What is being asked> The listing is to be repeated exactly, and its pictures are to be left out.
-- Recorded data follows --
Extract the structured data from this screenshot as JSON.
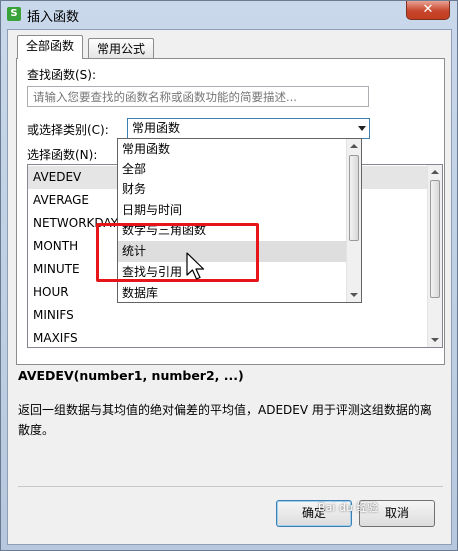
{
  "window": {
    "title": "插入函数",
    "app_icon": "S",
    "close_label": "✕"
  },
  "tabs": [
    {
      "label": "全部函数",
      "active": true
    },
    {
      "label": "常用公式",
      "active": false
    }
  ],
  "search": {
    "label": "查找函数(S):",
    "placeholder": "请输入您要查找的函数名称或函数功能的简要描述..."
  },
  "category": {
    "label": "或选择类别(C):",
    "selected": "常用函数",
    "options": [
      "常用函数",
      "全部",
      "财务",
      "日期与时间",
      "数学与三角函数",
      "统计",
      "查找与引用",
      "数据库"
    ],
    "highlighted": "统计"
  },
  "functions": {
    "label": "选择函数(N):",
    "items": [
      "AVEDEV",
      "AVERAGE",
      "NETWORKDAYS",
      "MONTH",
      "MINUTE",
      "HOUR",
      "MINIFS",
      "MAXIFS"
    ],
    "selected": "AVEDEV"
  },
  "detail": {
    "syntax": "AVEDEV(number1, number2, ...)",
    "description": "返回一组数据与其均值的绝对偏差的平均值，ADEDEV 用于评测这组数据的离散度。"
  },
  "buttons": {
    "ok": "确定",
    "cancel": "取消"
  },
  "watermark": "Bai du 经验",
  "colors": {
    "highlight_frame": "#e6151a",
    "selection": "#e5e5e5"
  },
  "icons": {
    "cursor": "arrow-cursor-icon",
    "dropdown": "chevron-down-icon"
  }
}
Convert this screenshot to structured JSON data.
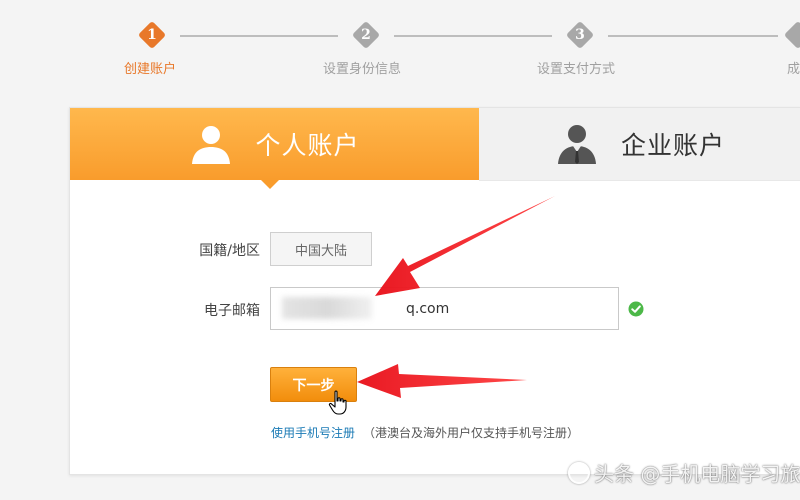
{
  "steps": [
    {
      "number": "1",
      "label": "创建账户",
      "active": true
    },
    {
      "number": "2",
      "label": "设置身份信息",
      "active": false
    },
    {
      "number": "3",
      "label": "设置支付方式",
      "active": false
    },
    {
      "number": "",
      "label": "成",
      "active": false
    }
  ],
  "tabs": {
    "personal": {
      "label": "个人账户",
      "icon": "person-icon"
    },
    "business": {
      "label": "企业账户",
      "icon": "business-person-icon"
    }
  },
  "form": {
    "region_label": "国籍/地区",
    "region_value": "中国大陆",
    "email_label": "电子邮箱",
    "email_value": "q.com",
    "email_status_icon": "check-circle-icon",
    "next_label": "下一步",
    "phone_link": "使用手机号注册",
    "phone_note": "（港澳台及海外用户仅支持手机号注册）"
  },
  "watermark": "头条 @手机电脑学习旅行",
  "colors": {
    "accent": "#f99c2c",
    "step_active": "#e8782a",
    "step_inactive": "#a8a8a8",
    "link": "#1a7ab5",
    "check": "#4cb848",
    "arrow": "#e8101a"
  }
}
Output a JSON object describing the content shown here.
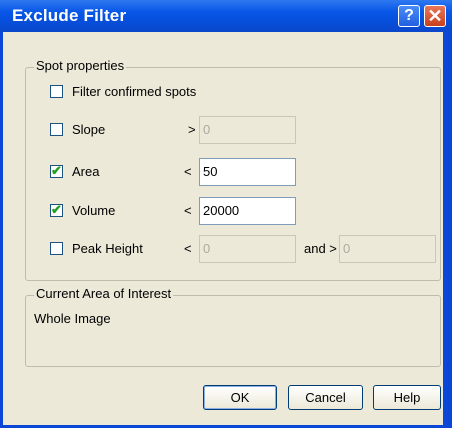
{
  "window": {
    "title": "Exclude Filter"
  },
  "titlebar": {
    "help_glyph": "?",
    "close_glyph": "✕"
  },
  "spot_properties": {
    "legend": "Spot properties",
    "filter_confirmed": {
      "label": "Filter confirmed spots",
      "checked": false
    },
    "slope": {
      "label": "Slope",
      "checked": false,
      "operator": ">",
      "value": "0",
      "enabled": false
    },
    "area": {
      "label": "Area",
      "checked": true,
      "operator": "<",
      "value": "50",
      "enabled": true
    },
    "volume": {
      "label": "Volume",
      "checked": true,
      "operator": "<",
      "value": "20000",
      "enabled": true
    },
    "peak_height": {
      "label": "Peak Height",
      "checked": false,
      "operator": "<",
      "value": "0",
      "enabled": false,
      "and_label": "and >",
      "value2": "0"
    }
  },
  "area_of_interest": {
    "legend": "Current Area of Interest",
    "value": "Whole Image"
  },
  "buttons": {
    "ok": "OK",
    "cancel": "Cancel",
    "help": "Help"
  },
  "check_mark": "✔"
}
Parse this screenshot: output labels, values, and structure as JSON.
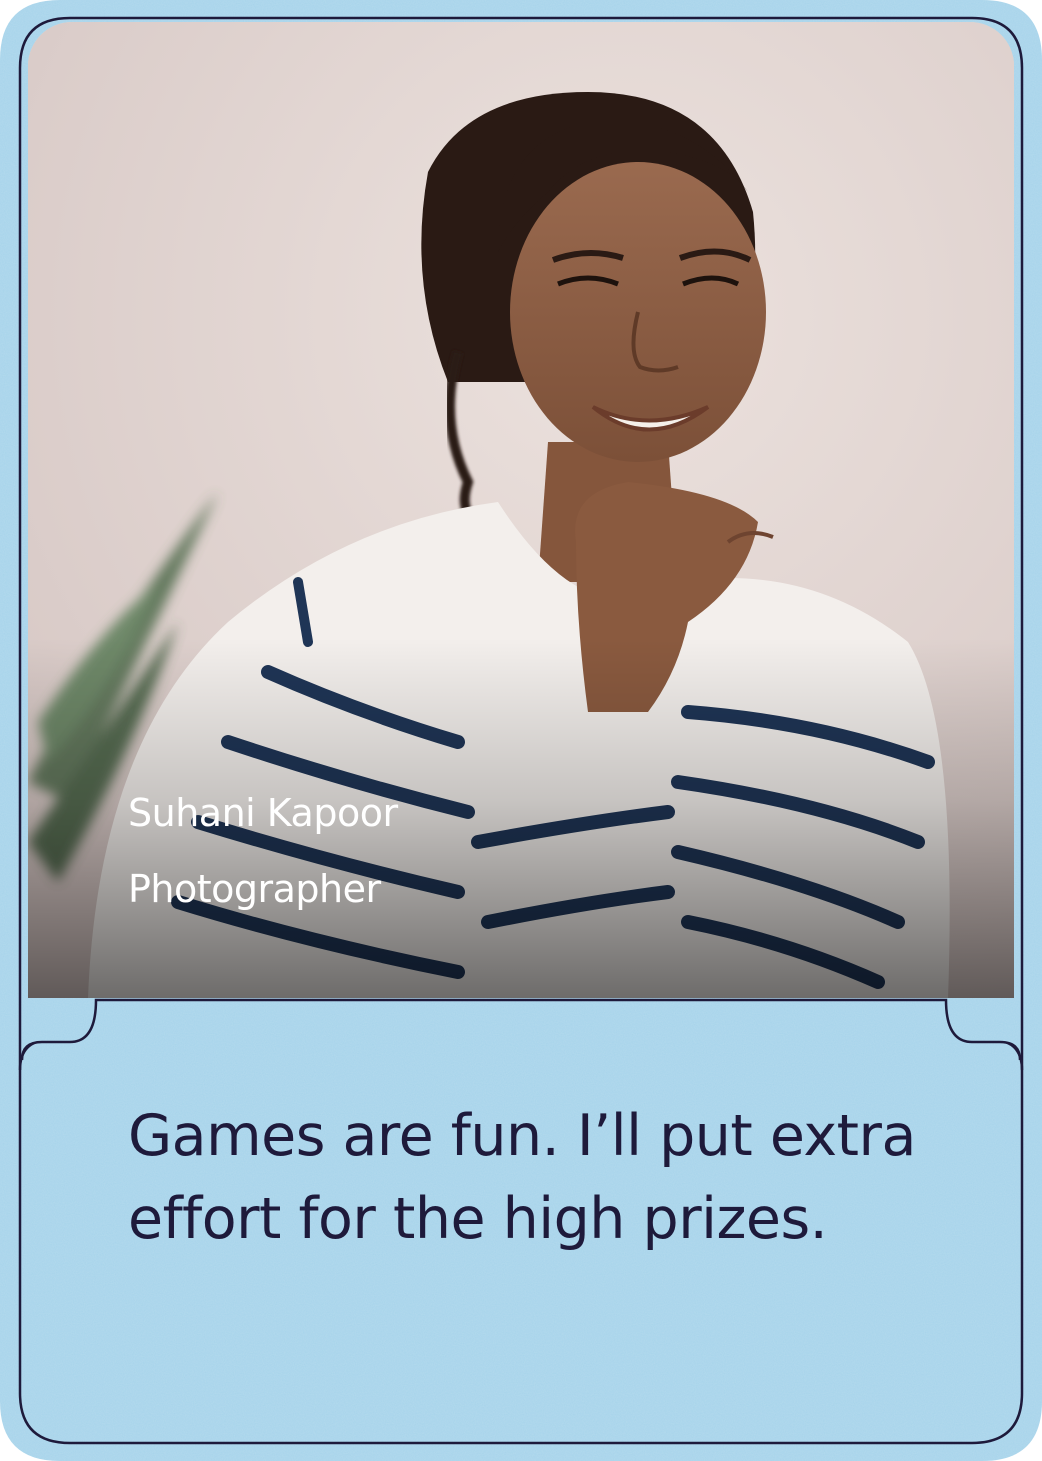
{
  "card": {
    "person_name": "Suhani Kapoor",
    "person_role": "Photographer",
    "quote": "Games are fun. I’ll put extra effort for the high prizes."
  },
  "colors": {
    "card_fill": "#a6d3ea",
    "card_outline": "#1e1a3b",
    "text_dark": "#1e1a3b",
    "text_light": "#ffffff"
  }
}
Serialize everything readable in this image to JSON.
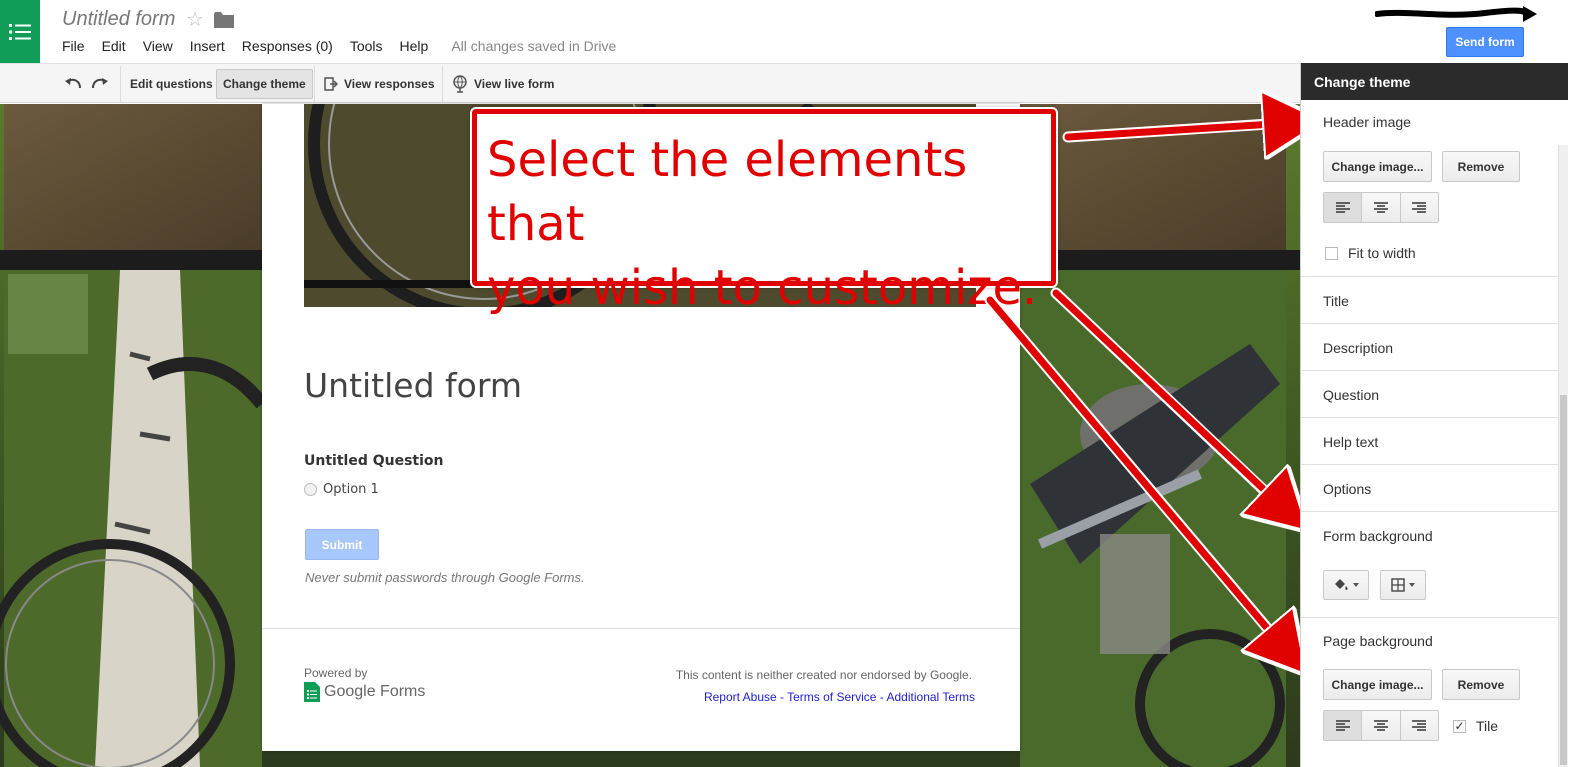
{
  "app": {
    "doc_title": "Untitled form",
    "save_status": "All changes saved in Drive",
    "send_label": "Send form"
  },
  "menu": [
    "File",
    "Edit",
    "View",
    "Insert",
    "Responses (0)",
    "Tools",
    "Help"
  ],
  "toolbar": {
    "edit_questions": "Edit questions",
    "change_theme": "Change theme",
    "view_responses": "View responses",
    "view_live_form": "View live form"
  },
  "form": {
    "title": "Untitled form",
    "question_title": "Untitled Question",
    "option_label": "Option 1",
    "submit_label": "Submit",
    "password_warning": "Never submit passwords through Google Forms.",
    "powered_by": "Powered by",
    "logo_text": "Google Forms",
    "endorsement": "This content is neither created nor endorsed by Google.",
    "links": {
      "report": "Report Abuse",
      "terms": "Terms of Service",
      "additional": "Additional Terms",
      "sep": " - "
    }
  },
  "annotation": {
    "line1": "Select the elements that",
    "line2": "you wish to customize."
  },
  "panel": {
    "title": "Change theme",
    "header_image": "Header image",
    "change_image": "Change image...",
    "remove": "Remove",
    "fit_to_width": "Fit to width",
    "title_label": "Title",
    "description": "Description",
    "question": "Question",
    "help_text": "Help text",
    "options": "Options",
    "form_background": "Form background",
    "page_background": "Page background",
    "change_image_2": "Change image...",
    "remove_2": "Remove",
    "tile": "Tile"
  },
  "colors": {
    "brand_green": "#0f9d58",
    "send_blue": "#4d90fe",
    "annotation_red": "#e00000",
    "panel_header": "#2b2b2b"
  }
}
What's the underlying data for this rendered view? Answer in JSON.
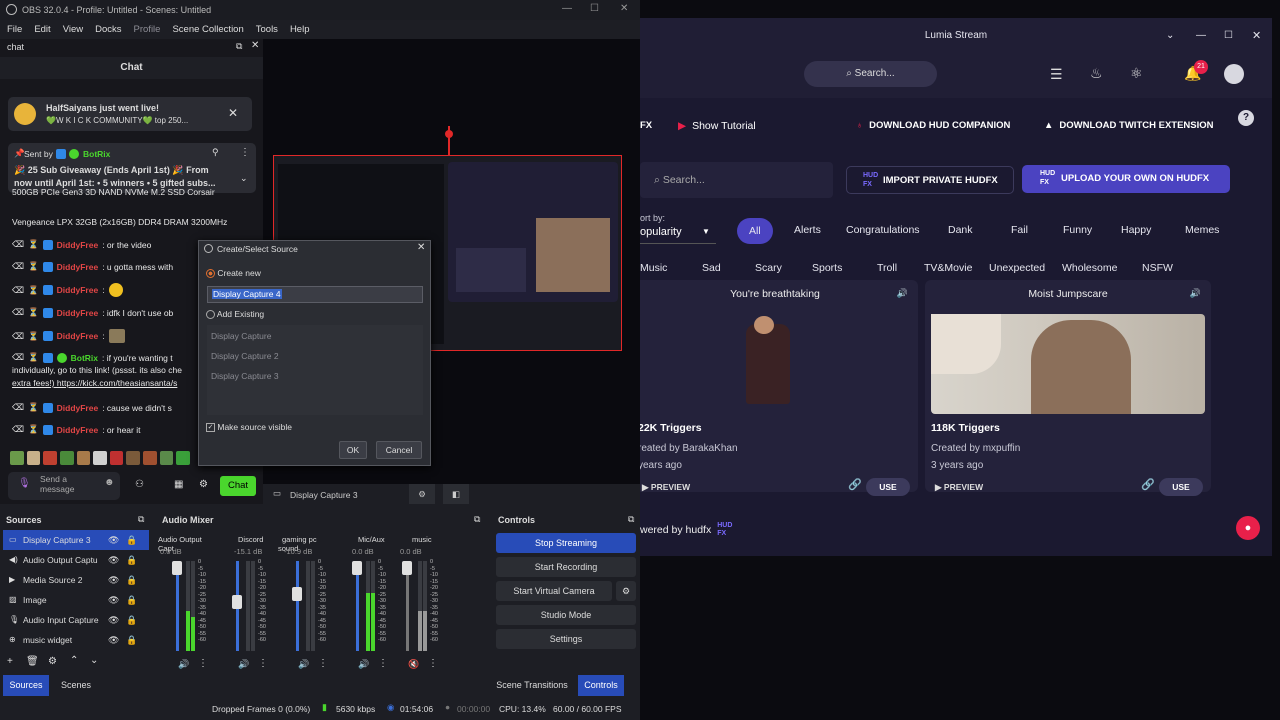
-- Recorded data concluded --
Task answer>
Extract the structured data from this screenshot as JSON.
{
  "window": {
    "title": "插入函数",
    "app_icon": "S",
    "close_label": "✕"
  },
  "tabs": [
    {
      "label": "全部函数",
      "active": true
    },
    {
      "label": "常用公式",
      "active": false
    }
  ],
  "search": {
    "label": "查找函数(S):",
    "placeholder": "请输入您要查找的函数名称或函数功能的简要描述..."
  },
  "category": {
    "label": "或选择类别(C):",
    "selected": "常用函数",
    "options": [
      "常用函数",
      "全部",
      "财务",
      "日期与时间",
      "数学与三角函数",
      "统计",
      "查找与引用",
      "数据库"
    ],
    "highlighted": "统计"
  },
  "functions": {
    "label": "选择函数(N):",
    "items": [
      "AVEDEV",
      "AVERAGE",
      "NETWORKDAYS",
      "MONTH",
      "MINUTE",
      "HOUR",
      "MINIFS",
      "MAXIFS"
    ],
    "selected": "AVEDEV"
  },
  "detail": {
    "syntax": "AVEDEV(number1, number2, ...)",
    "description": "返回一组数据与其均值的绝对偏差的平均值，ADEDEV 用于评测这组数据的离散度。"
  },
  "buttons": {
    "ok": "确定",
    "cancel": "取消"
  },
  "watermark": "Bai du 经验",
  "colors": {
    "highlight_frame": "#e6151a",
    "selection": "#e5e5e5"
  },
  "icons": {
    "cursor": "arrow-cursor-icon",
    "dropdown": "chevron-down-icon"
  }
}
Convert this screenshot to structured JSON data.
{
  "steps": [
    {
      "number": "1",
      "label": "创建账户",
      "active": true
    },
    {
      "number": "2",
      "label": "设置身份信息",
      "active": false
    },
    {
      "number": "3",
      "label": "设置支付方式",
      "active": false
    },
    {
      "number": "",
      "label": "成",
      "active": false
    }
  ],
  "tabs": {
    "personal": {
      "label": "个人账户",
      "icon": "person-icon"
    },
    "business": {
      "label": "企业账户",
      "icon": "business-person-icon"
    }
  },
  "form": {
    "region_label": "国籍/地区",
    "region_value": "中国大陆",
    "email_label": "电子邮箱",
    "email_value": "q.com",
    "email_status_icon": "check-circle-icon",
    "next_label": "下一步",
    "phone_link": "使用手机号注册",
    "phone_note": "（港澳台及海外用户仅支持手机号注册）"
  },
  "watermark": "头条 @手机电脑学习旅行",
  "colors": {
    "accent": "#f99c2c",
    "step_active": "#e8782a",
    "step_inactive": "#a8a8a8",
    "link": "#1a7ab5",
    "check": "#4cb848",
    "arrow": "#e8101a"
  }
}
Output a JSON object describing the content shown here.
{
  "window": {
    "title": "Exclude Filter"
  },
  "titlebar": {
    "help_glyph": "?",
    "close_glyph": "✕"
  },
  "spot_properties": {
    "legend": "Spot properties",
    "filter_confirmed": {
      "label": "Filter confirmed spots",
      "checked": false
    },
    "slope": {
      "label": "Slope",
      "checked": false,
      "operator": ">",
      "value": "0",
      "enabled": false
    },
    "area": {
      "label": "Area",
      "checked": true,
      "operator": "<",
      "value": "50",
      "enabled": true
    },
    "volume": {
      "label": "Volume",
      "checked": true,
      "operator": "<",
      "value": "20000",
      "enabled": true
    },
    "peak_height": {
      "label": "Peak Height",
      "checked": false,
      "operator": "<",
      "value": "0",
      "enabled": false,
      "and_label": "and >",
      "value2": "0"
    }
  },
  "area_of_interest": {
    "legend": "Current Area of Interest",
    "value": "Whole Image"
  },
  "buttons": {
    "ok": "OK",
    "cancel": "Cancel",
    "help": "Help"
  },
  "check_mark": "✔"
}
Parse this screenshot: output labels, values, and structure as JSON.
{
  "card": {
    "person_name": "Suhani Kapoor",
    "person_role": "Photographer",
    "quote": "Games are fun. I’ll put extra effort for the high prizes."
  },
  "colors": {
    "card_fill": "#a6d3ea",
    "card_outline": "#1e1a3b",
    "text_dark": "#1e1a3b",
    "text_light": "#ffffff"
  }
}
Serialize everything readable in this image to JSON.
{
  "app": {
    "doc_title": "Untitled form",
    "save_status": "All changes saved in Drive",
    "send_label": "Send form"
  },
  "menu": [
    "File",
    "Edit",
    "View",
    "Insert",
    "Responses (0)",
    "Tools",
    "Help"
  ],
  "toolbar": {
    "edit_questions": "Edit questions",
    "change_theme": "Change theme",
    "view_responses": "View responses",
    "view_live_form": "View live form"
  },
  "form": {
    "title": "Untitled form",
    "question_title": "Untitled Question",
    "option_label": "Option 1",
    "submit_label": "Submit",
    "password_warning": "Never submit passwords through Google Forms.",
    "powered_by": "Powered by",
    "logo_text": "Google Forms",
    "endorsement": "This content is neither created nor endorsed by Google.",
    "links": {
      "report": "Report Abuse",
      "terms": "Terms of Service",
      "additional": "Additional Terms",
      "sep": " - "
    }
  },
  "annotation": {
    "line1": "Select the elements that",
    "line2": "you wish to customize."
  },
  "panel": {
    "title": "Change theme",
    "header_image": "Header image",
    "change_image": "Change image...",
    "remove": "Remove",
    "fit_to_width": "Fit to width",
    "title_label": "Title",
    "description": "Description",
    "question": "Question",
    "help_text": "Help text",
    "options": "Options",
    "form_background": "Form background",
    "page_background": "Page background",
    "change_image_2": "Change image...",
    "remove_2": "Remove",
    "tile": "Tile"
  },
  "colors": {
    "brand_green": "#0f9d58",
    "send_blue": "#4d90fe",
    "annotation_red": "#e00000",
    "panel_header": "#2b2b2b"
  }
}
What's the underlying data for this rendered view? Answer in JSON.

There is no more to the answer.